Ever since my wife and I separated I’ve been showering with dinosaurs. They belong to my son, and out of either laziness or… okay, mostly laziness, I usually just kick them to the foot of the tub and enjoy the swearing I get to exercise when I step on their inflexible plastic bodies. No one could say Stegosaurus wasn’t ready to defend himself, with that tail and plating, even if only three inches long. You step on one of them while naked and tell me you don’t back off.
To be honest, they don’t stay there just because of laziness. My son is with me half the week, and during that time they stay in the bathtub for his ease. After dinner I fill the tub and he jumps in and he and the dinosaurs hold a convention discussing number theory (“What is eight plus eight?”) and semiotics (“Why are ‘feet’ called ‘feet?'”) and evolutionary divergence (“Do eyes have eyes?

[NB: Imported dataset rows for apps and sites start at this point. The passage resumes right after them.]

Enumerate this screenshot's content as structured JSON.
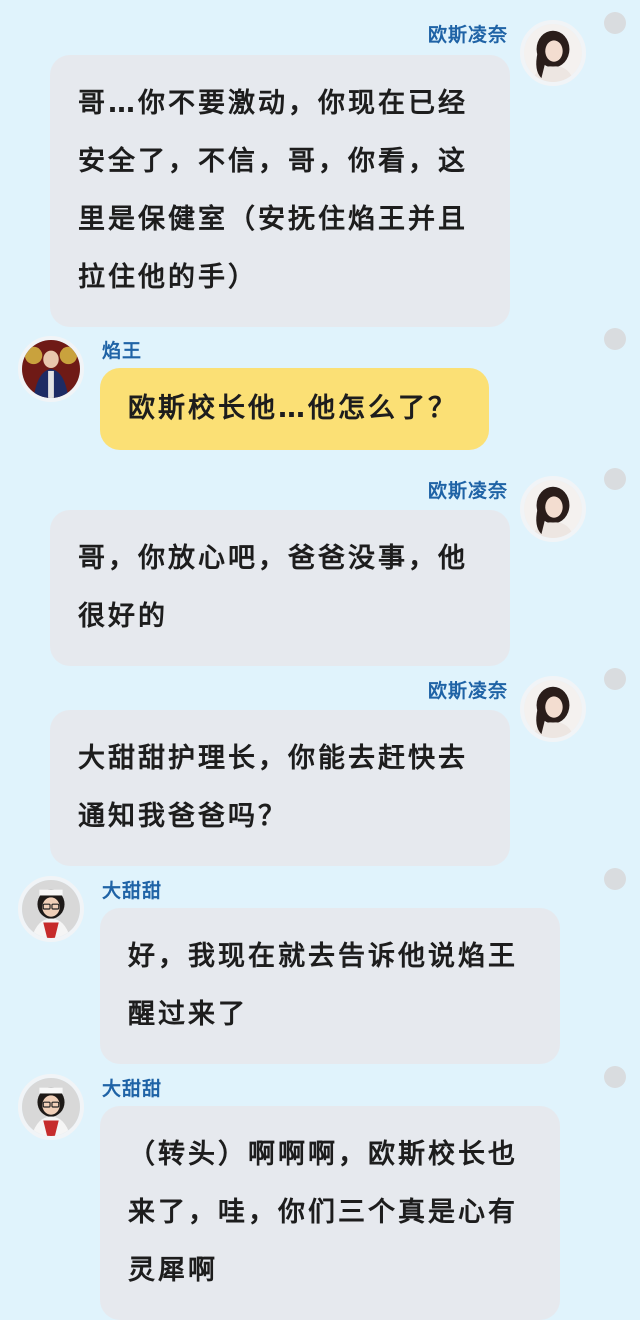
{
  "messages": [
    {
      "speaker": "欧斯凌奈",
      "text": "哥…你不要激动，你现在已经安全了，不信，哥，你看，这里是保健室（安抚住焰王并且拉住他的手）"
    },
    {
      "speaker": "焰王",
      "text": "欧斯校长他…他怎么了？"
    },
    {
      "speaker": "欧斯凌奈",
      "text": "哥，你放心吧，爸爸没事，他很好的"
    },
    {
      "speaker": "欧斯凌奈",
      "text": "大甜甜护理长，你能去赶快去通知我爸爸吗？"
    },
    {
      "speaker": "大甜甜",
      "text": "好，我现在就去告诉他说焰王醒过来了"
    },
    {
      "speaker": "大甜甜",
      "text": "（转头）啊啊啊，欧斯校长也来了，哇，你们三个真是心有灵犀啊"
    }
  ],
  "colors": {
    "background": "#e0f3fc",
    "bubble_gray": "#e6e9ee",
    "bubble_yellow": "#fbe075",
    "name_blue": "#1f63a6"
  },
  "icons": [
    "avatar-ousi-lingnai",
    "avatar-yanwang",
    "avatar-datiantian",
    "more-dot-icon"
  ]
}
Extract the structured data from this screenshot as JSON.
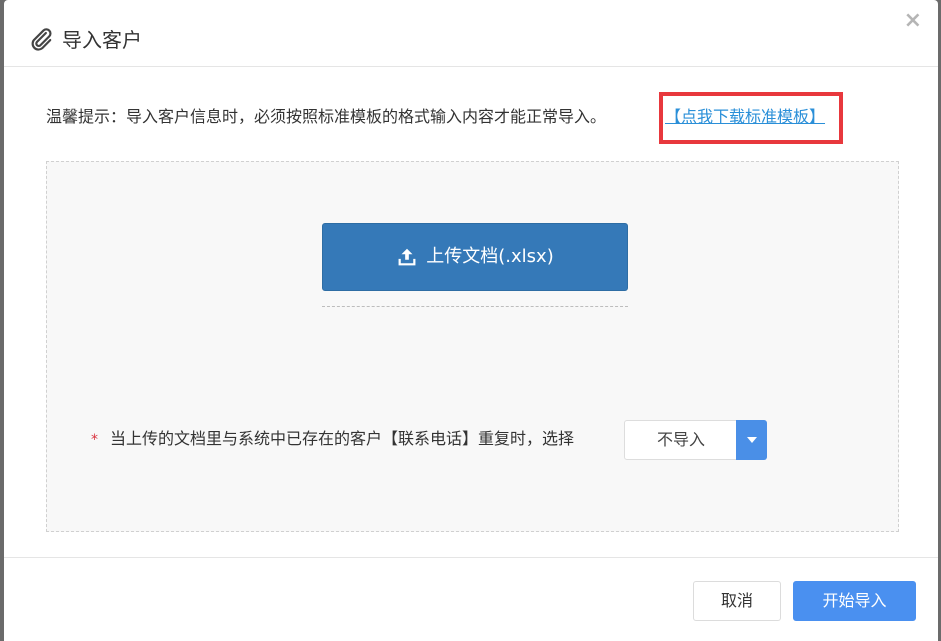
{
  "dialog": {
    "title": "导入客户",
    "title_icon": "paperclip-icon",
    "close_label": "×"
  },
  "tip": {
    "text": "温馨提示：导入客户信息时，必须按照标准模板的格式输入内容才能正常导入。",
    "link_label": "【点我下载标准模板】"
  },
  "upload": {
    "button_label": "上传文档(.xlsx)",
    "icon": "upload-icon"
  },
  "duplicate": {
    "required_mark": "*",
    "label": "当上传的文档里与系统中已存在的客户【联系电话】重复时，选择",
    "selected": "不导入"
  },
  "footer": {
    "cancel_label": "取消",
    "start_label": "开始导入"
  },
  "colors": {
    "primary": "#3579b8",
    "accent": "#4a90f0",
    "link": "#2a8fd8",
    "highlight": "#e8383d"
  }
}
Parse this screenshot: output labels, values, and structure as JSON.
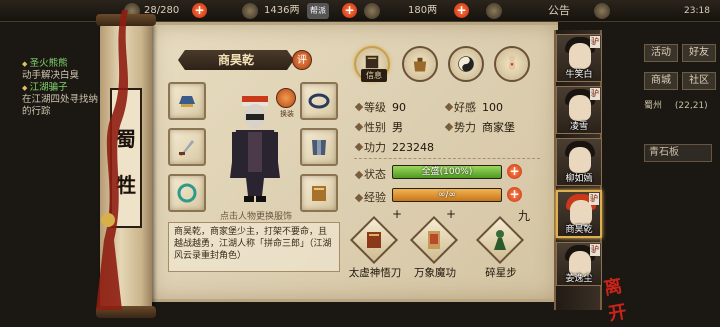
{
  "topbar": {
    "resource1": "28/280",
    "resource2": "1436两",
    "resource3": "180两",
    "announcement": "公告",
    "clock": "23:18",
    "center_badge": "帮派"
  },
  "quests": [
    {
      "title": "圣火熊熊",
      "desc": "动手解决白臭"
    },
    {
      "title": "江湖骗子",
      "desc": "在江湖四处寻找纳的行踪"
    }
  ],
  "sect_label": "蜀牲",
  "character": {
    "name": "商昊乾",
    "comment_label": "评",
    "swap_label": "换装",
    "tap_hint": "点击人物更换服饰",
    "bio": "商昊乾，商家堡少主，打架不要命，且越战越勇，江湖人称「拼命三郎」（江湖风云录重封角色）"
  },
  "tabs": [
    {
      "name": "信息",
      "icon": "info-book-icon",
      "active": true
    },
    {
      "name": "行囊",
      "icon": "bag-icon",
      "active": false
    },
    {
      "name": "太极",
      "icon": "taiji-icon",
      "active": false
    },
    {
      "name": "经脉",
      "icon": "meridian-icon",
      "active": false
    }
  ],
  "stats": {
    "level_label": "等级",
    "level": "90",
    "favor_label": "好感",
    "favor": "100",
    "gender_label": "性别",
    "gender": "男",
    "faction_label": "势力",
    "faction": "商家堡",
    "power_label": "功力",
    "power": "223248"
  },
  "status": {
    "label": "状态",
    "text": "全盛(100%)",
    "fraction": 1.0
  },
  "exp": {
    "label": "经验",
    "text": "∞/∞",
    "fraction": 1.0
  },
  "skills": [
    {
      "name": "太虚神悟刀",
      "level": "+"
    },
    {
      "name": "万象魔功",
      "level": "+"
    },
    {
      "name": "碎星步",
      "level": "九"
    }
  ],
  "party": [
    {
      "name": "牛笑白",
      "flag": "驴"
    },
    {
      "name": "凌雪",
      "flag": "驴"
    },
    {
      "name": "柳如嫣",
      "flag": ""
    },
    {
      "name": "商昊乾",
      "flag": "驴"
    },
    {
      "name": "姜逸尘",
      "flag": "驴"
    }
  ],
  "rightside": {
    "btn1": "活动",
    "btn2": "好友",
    "btn3": "商城",
    "btn4": "社区",
    "map_name": "蜀州",
    "coords": "(22,21)",
    "region": "青石板"
  },
  "close_seal": "离开",
  "colors": {
    "accent": "#c8241a",
    "bar_green": "#6cbf3a",
    "bar_orange": "#e09030",
    "parchment": "#e3d6b8"
  }
}
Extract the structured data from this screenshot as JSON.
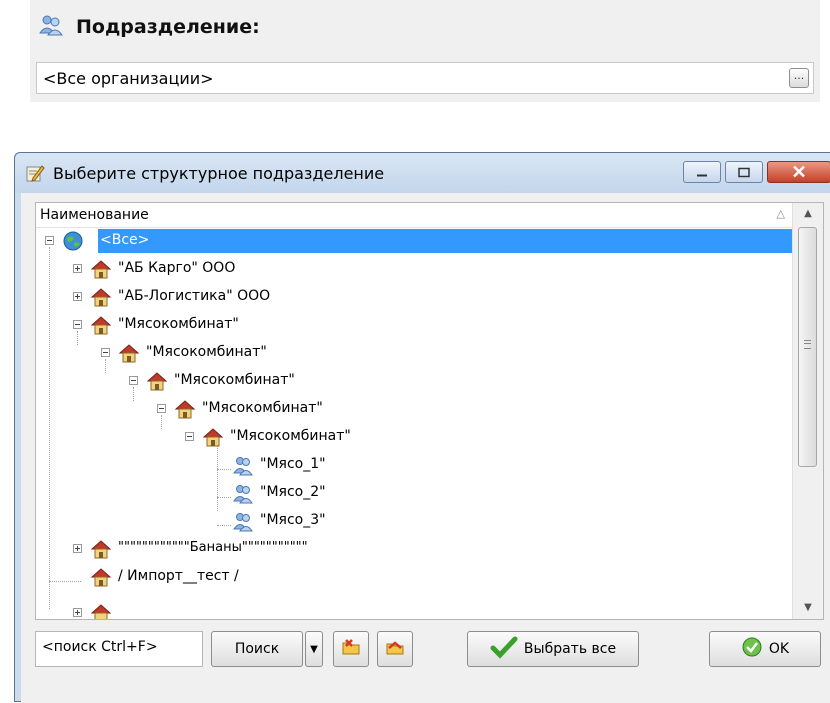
{
  "field": {
    "title": "Подразделение:",
    "value": "<Все организации>",
    "browse_button_label": "...",
    "icon": "users-icon"
  },
  "dialog": {
    "title": "Выберите структурное подразделение",
    "title_icon": "edit-pencil-icon",
    "window_buttons": [
      "minimize",
      "maximize",
      "close"
    ],
    "column_header": "Наименование",
    "sort_indicator": "△",
    "tree": [
      {
        "label": "<Все>",
        "icon": "globe-icon",
        "expanded": true,
        "selected": true,
        "level": 0
      },
      {
        "label": "\"АБ Карго\" ООО",
        "icon": "house-icon",
        "expanded": false,
        "level": 1
      },
      {
        "label": "\"АБ-Логистика\" ООО",
        "icon": "house-icon",
        "expanded": false,
        "level": 1
      },
      {
        "label": "\"Мясокомбинат\"",
        "icon": "house-icon",
        "expanded": true,
        "level": 1
      },
      {
        "label": "\"Мясокомбинат\"",
        "icon": "house-icon",
        "expanded": true,
        "level": 2
      },
      {
        "label": "\"Мясокомбинат\"",
        "icon": "house-icon",
        "expanded": true,
        "level": 3
      },
      {
        "label": "\"Мясокомбинат\"",
        "icon": "house-icon",
        "expanded": true,
        "level": 4
      },
      {
        "label": "\"Мясокомбинат\"",
        "icon": "house-icon",
        "expanded": true,
        "level": 5
      },
      {
        "label": "\"Мясо_1\"",
        "icon": "users-icon",
        "level": 6
      },
      {
        "label": "\"Мясо_2\"",
        "icon": "users-icon",
        "level": 6
      },
      {
        "label": "\"Мясо_3\"",
        "icon": "users-icon",
        "level": 6
      },
      {
        "label": "\"\"\"\"\"\"\"\"\"\"\"\"Бананы\"\"\"\"\"\"\"\"\"\"\"",
        "icon": "house-icon",
        "expanded": false,
        "level": 1
      },
      {
        "label": "/ Импорт__тест /",
        "icon": "house-icon",
        "level": 1
      }
    ],
    "search_placeholder": "<поиск Ctrl+F>",
    "search_button": "Поиск",
    "select_all_button": "Выбрать все",
    "ok_button": "OK"
  }
}
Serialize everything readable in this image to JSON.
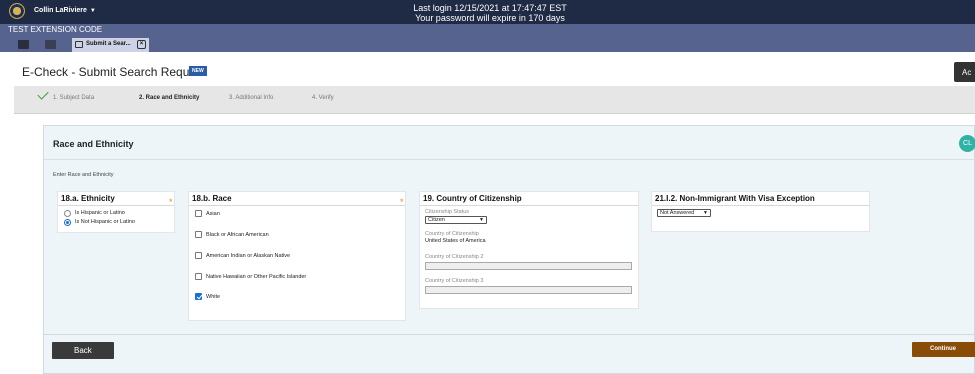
{
  "topbar": {
    "user_name": "Collin LaRiviere",
    "login_line1": "Last login 12/15/2021 at 17:47:47 EST",
    "login_line2": "Your password will expire in 170 days"
  },
  "extension": {
    "label": "TEST EXTENSION CODE",
    "tab_label": "Submit a Sear..."
  },
  "header": {
    "title": "E-Check - Submit Search Request",
    "badge": "NEW",
    "top_button": "Ac"
  },
  "steps": [
    {
      "label": "1. Subject Data",
      "state": "done"
    },
    {
      "label": "2. Race and Ethnicity",
      "state": "active"
    },
    {
      "label": "3. Additional Info",
      "state": "pending"
    },
    {
      "label": "4. Verify",
      "state": "pending"
    }
  ],
  "panel": {
    "title": "Race and Ethnicity",
    "avatar": "CL",
    "intro": "Enter Race and Ethnicity"
  },
  "ethnicity": {
    "heading": "18.a. Ethnicity",
    "options": [
      {
        "label": "Is Hispanic or Latino",
        "selected": false
      },
      {
        "label": "Is Not Hispanic or Latino",
        "selected": true
      }
    ]
  },
  "race": {
    "heading": "18.b. Race",
    "options": [
      {
        "label": "Asian",
        "checked": false
      },
      {
        "label": "Black or African American",
        "checked": false
      },
      {
        "label": "American Indian or Alaskan Native",
        "checked": false
      },
      {
        "label": "Native Hawaiian or Other Pacific Islander",
        "checked": false
      },
      {
        "label": "White",
        "checked": true
      }
    ]
  },
  "citizenship": {
    "heading": "19. Country of Citizenship",
    "status_label": "Citizenship Status",
    "status_value": "Citizen",
    "country_label": "Country of Citizenship",
    "country_value": "United States of America",
    "country2_label": "Country of Citizenship 2",
    "country3_label": "Country of Citizenship 3"
  },
  "visa": {
    "heading": "21.I.2. Non-Immigrant With Visa Exception",
    "select_value": "Not Answered"
  },
  "footer": {
    "back_label": "Back",
    "continue_label": "Continue"
  },
  "colors": {
    "topbar": "#1f2a44",
    "extbar": "#56638e",
    "continue": "#8a4b07",
    "badge": "#2a5ca8",
    "required": "#e28a1e"
  }
}
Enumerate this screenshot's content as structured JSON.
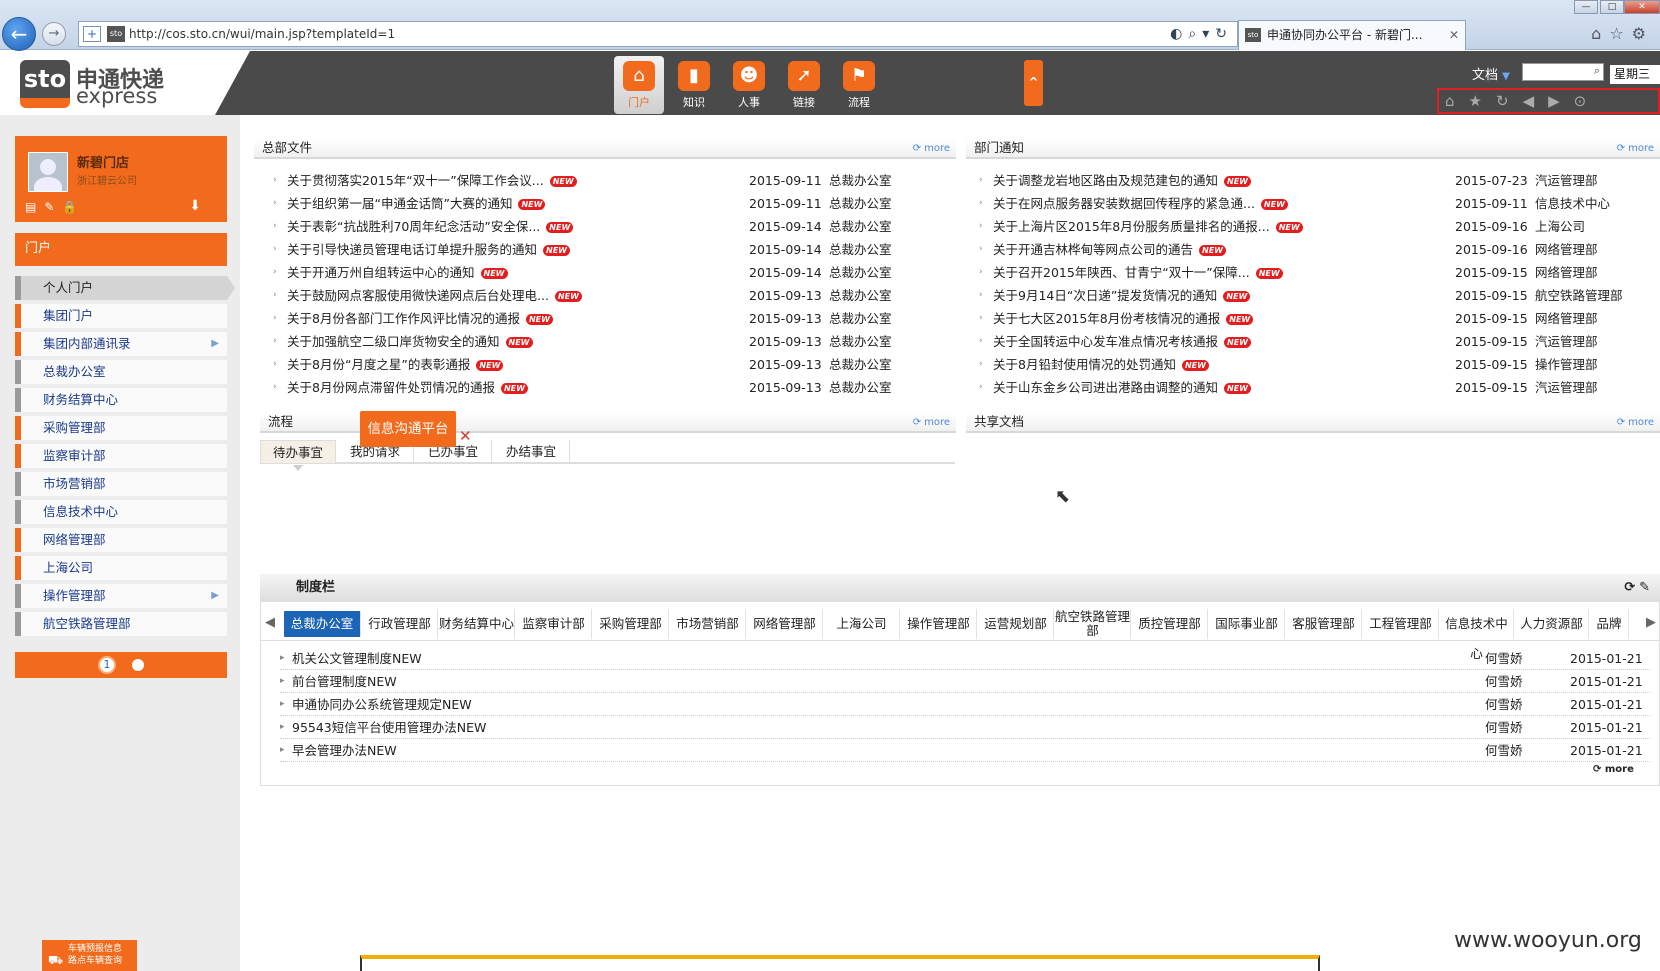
{
  "browser": {
    "url": "http://cos.sto.cn/wui/main.jsp?templateId=1",
    "tab_title": "申通协同办公平台 - 新碧门...",
    "site_icon": "sto"
  },
  "header": {
    "logo_mark": "sto",
    "logo_sub": "express",
    "logo_cn": "申通快递",
    "logo_en": "express",
    "modules": [
      {
        "label": "门户",
        "icon": "⌂"
      },
      {
        "label": "知识",
        "icon": "▮"
      },
      {
        "label": "人事",
        "icon": "☻"
      },
      {
        "label": "链接",
        "icon": "➚"
      },
      {
        "label": "流程",
        "icon": "⚑"
      }
    ],
    "collapse_icon": "^",
    "doc_select": "文档",
    "weekday": "星期三"
  },
  "profile": {
    "name": "新碧门店",
    "company": "浙江碧云公司"
  },
  "portal_bar_label": "门户",
  "sidebar": {
    "items": [
      {
        "label": "个人门户",
        "style": "selected",
        "sub": false
      },
      {
        "label": "集团门户",
        "style": "orange",
        "sub": false
      },
      {
        "label": "集团内部通讯录",
        "style": "orange",
        "sub": true
      },
      {
        "label": "总裁办公室",
        "style": "gray",
        "sub": false
      },
      {
        "label": "财务结算中心",
        "style": "gray",
        "sub": false
      },
      {
        "label": "采购管理部",
        "style": "orange",
        "sub": false
      },
      {
        "label": "监察审计部",
        "style": "orange",
        "sub": false
      },
      {
        "label": "市场营销部",
        "style": "gray",
        "sub": false
      },
      {
        "label": "信息技术中心",
        "style": "gray",
        "sub": false
      },
      {
        "label": "网络管理部",
        "style": "orange",
        "sub": false
      },
      {
        "label": "上海公司",
        "style": "orange",
        "sub": false
      },
      {
        "label": "操作管理部",
        "style": "gray",
        "sub": true
      },
      {
        "label": "航空铁路管理部",
        "style": "gray",
        "sub": false
      }
    ],
    "pager_current": "1"
  },
  "vehicle": {
    "line1": "车辆预报信息",
    "line2": "路点车辆查询"
  },
  "more_label": "more",
  "new_badge": "NEW",
  "hq_files": {
    "title": "总部文件",
    "rows": [
      {
        "title": "关于贯彻落实2015年“双十一”保障工作会议...",
        "date": "2015-09-11",
        "dept": "总裁办公室"
      },
      {
        "title": "关于组织第一届“申通金话筒”大赛的通知",
        "date": "2015-09-11",
        "dept": "总裁办公室"
      },
      {
        "title": "关于表彰“抗战胜利70周年纪念活动”安全保...",
        "date": "2015-09-14",
        "dept": "总裁办公室"
      },
      {
        "title": "关于引导快递员管理电话订单提升服务的通知",
        "date": "2015-09-14",
        "dept": "总裁办公室"
      },
      {
        "title": "关于开通万州自组转运中心的通知",
        "date": "2015-09-14",
        "dept": "总裁办公室"
      },
      {
        "title": "关于鼓励网点客服使用微快递网点后台处理电...",
        "date": "2015-09-13",
        "dept": "总裁办公室"
      },
      {
        "title": "关于8月份各部门工作作风评比情况的通报",
        "date": "2015-09-13",
        "dept": "总裁办公室"
      },
      {
        "title": "关于加强航空二级口岸货物安全的通知",
        "date": "2015-09-13",
        "dept": "总裁办公室"
      },
      {
        "title": "关于8月份“月度之星”的表彰通报",
        "date": "2015-09-13",
        "dept": "总裁办公室"
      },
      {
        "title": "关于8月份网点滞留件处罚情况的通报",
        "date": "2015-09-13",
        "dept": "总裁办公室"
      }
    ]
  },
  "dept_notice": {
    "title": "部门通知",
    "rows": [
      {
        "title": "关于调整龙岩地区路由及规范建包的通知",
        "date": "2015-07-23",
        "dept": "汽运管理部"
      },
      {
        "title": "关于在网点服务器安装数据回传程序的紧急通...",
        "date": "2015-09-11",
        "dept": "信息技术中心"
      },
      {
        "title": "关于上海片区2015年8月份服务质量排名的通报...",
        "date": "2015-09-16",
        "dept": "上海公司"
      },
      {
        "title": "关于开通吉林桦甸等网点公司的通告",
        "date": "2015-09-16",
        "dept": "网络管理部"
      },
      {
        "title": "关于召开2015年陕西、甘青宁“双十一”保障...",
        "date": "2015-09-15",
        "dept": "网络管理部"
      },
      {
        "title": "关于9月14日“次日递”提发货情况的通知",
        "date": "2015-09-15",
        "dept": "航空铁路管理部"
      },
      {
        "title": "关于七大区2015年8月份考核情况的通报",
        "date": "2015-09-15",
        "dept": "网络管理部"
      },
      {
        "title": "关于全国转运中心发车准点情况考核通报",
        "date": "2015-09-15",
        "dept": "汽运管理部"
      },
      {
        "title": "关于8月铅封使用情况的处罚通知",
        "date": "2015-09-15",
        "dept": "操作管理部"
      },
      {
        "title": "关于山东金乡公司进出港路由调整的通知",
        "date": "2015-09-15",
        "dept": "汽运管理部"
      }
    ]
  },
  "process": {
    "title": "流程",
    "tabs": [
      "待办事宜",
      "我的请求",
      "已办事宜",
      "办结事宜"
    ]
  },
  "shared_docs": {
    "title": "共享文档"
  },
  "tooltip": {
    "label": "信息沟通平台",
    "close": "✕"
  },
  "system": {
    "title": "制度栏",
    "tabs": [
      "总裁办公室",
      "行政管理部",
      "财务结算中心",
      "监察审计部",
      "采购管理部",
      "市场营销部",
      "网络管理部",
      "上海公司",
      "操作管理部",
      "运营规划部",
      "航空铁路管理部",
      "质控管理部",
      "国际事业部",
      "客服管理部",
      "工程管理部",
      "信息技术中心",
      "人力资源部",
      "品牌"
    ],
    "rows": [
      {
        "title": "机关公文管理制度",
        "author": "何雪娇",
        "date": "2015-01-21"
      },
      {
        "title": "前台管理制度",
        "author": "何雪娇",
        "date": "2015-01-21"
      },
      {
        "title": "申通协同办公系统管理规定",
        "author": "何雪娇",
        "date": "2015-01-21"
      },
      {
        "title": "95543短信平台使用管理办法",
        "author": "何雪娇",
        "date": "2015-01-21"
      },
      {
        "title": "早会管理办法",
        "author": "何雪娇",
        "date": "2015-01-21"
      }
    ]
  },
  "watermark": "www.wooyun.org",
  "colors": {
    "accent": "#f26b1d",
    "header": "#4a4a4a",
    "tab_active": "#1c64b8",
    "new_badge": "#e41e1e"
  }
}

How can they see if they don’t?”). Afterwards, the conference room is drained, the bubbles dry up and my son gets stories in bed.
So, this morning, after piercing my sole with a poorly proportioned pterodactyl, I considered how failure to evolve can lead to something worse than non-existence. It can lead to a shrunken, plastic, artificial misuse of a being’s nature. If dinosaurs—creatures that ruled and defecated upon the planet for 750 million years—turned into toys in a bathtub, what chance do I have?
This is no minor consideration. I’ve been plundered by evolve-or-die situations lately. My marriage evolved in a way that others might think of as death, but my ex and I know better. Certainly there was pain and fear, but there had been pain and fear for those first fish on land realizing they could walk and breathe and that thrashing for death wasn’t necessary. My ex and I found our way onto land and found a better terrain than we could have hoped for, a closer bond, stronger support from one another. Tiktaalik roseae found its way up on land, and didn’t even need a divorce lawyer.
My writing process has had to evolve or die numerous times over the past seven years. I used to write by hand, but that had to end as I never had work in a form that could be submitted. Like Triceratops, I have less time for transcription than I would like. I used to write when the urge struck. Then came a son and his urges struck instead. I began to write on the train, during my commute. It was a long ride from southern Brooklyn to mid-town Manhattan. I wrote three novels on that long ride. I have since moved. Math works like this: shorter commute equals less writing time. I now also take my son to school, take a total of four trains every morning, and often that many home. Getting a seat has become not only a luxury but a rumor. I stopped writing on a laptop due to lack of seating, wrote on a Nook while standing. But now even getting to a safe spot to type on the Nook is trouble. So I’m slowly backing up my alarm clock, heading to a 5 a.m. wake-up. Baby-steps. I’ll write when crickets are readying for bed. Is that a diplodocus I hear in the kitchen nosing my Keurig?
Most importantly, my parenting has evolved. My son has taken to living in separate apartments amazingly well. There was terror in his mother’s and my hearts for weeks about how to tell him that we would be moving to separate homes, that he would spend time with each of us but only rarely with both. When he looked at us and said, “I’ll have two rooms, and two beds!” and asked if one could be a bunk-bed, we realized he’d be okay.
So began the evolution from co- to single/part-time-parenting. The pressures of long hours spent with a child, the emptiness of long hours without. And I wake in the morning, and I write, and when my second alarm lets me know that writing is over and the workday has begun, I carry my oh-when-will-it-be-strong-enough coffee cup to the shower, and I step over the dinosaurs, though he hasn’t been here for two days and won’t be back for two more, though it would be easier and neater to put them in the box by the tub, though all I do is shower and glimpse at them and think that someday he’ll tell me they’re stupid and he doesn’t want them and they’ll be gone and I won’t even have them as a reminder that he’s not here.
I mourn the dinosaurs leaving. I mourn him taking my hand when we walk outside, though he does it every time, without being asked, and I try not to think of myself as being locked in a countdown to the day when he treats my hand like I know he’ll treat the plastic dinosaurs. I try not to imagine my being lost at the foot of the tub with them. Evolution is realizing that you’ll survive despite all your best efforts.
I mourn him growing even as I revel in it every time I pierce my sole.
I must rise earlier. I do. I never used to think of myself as a mourning person.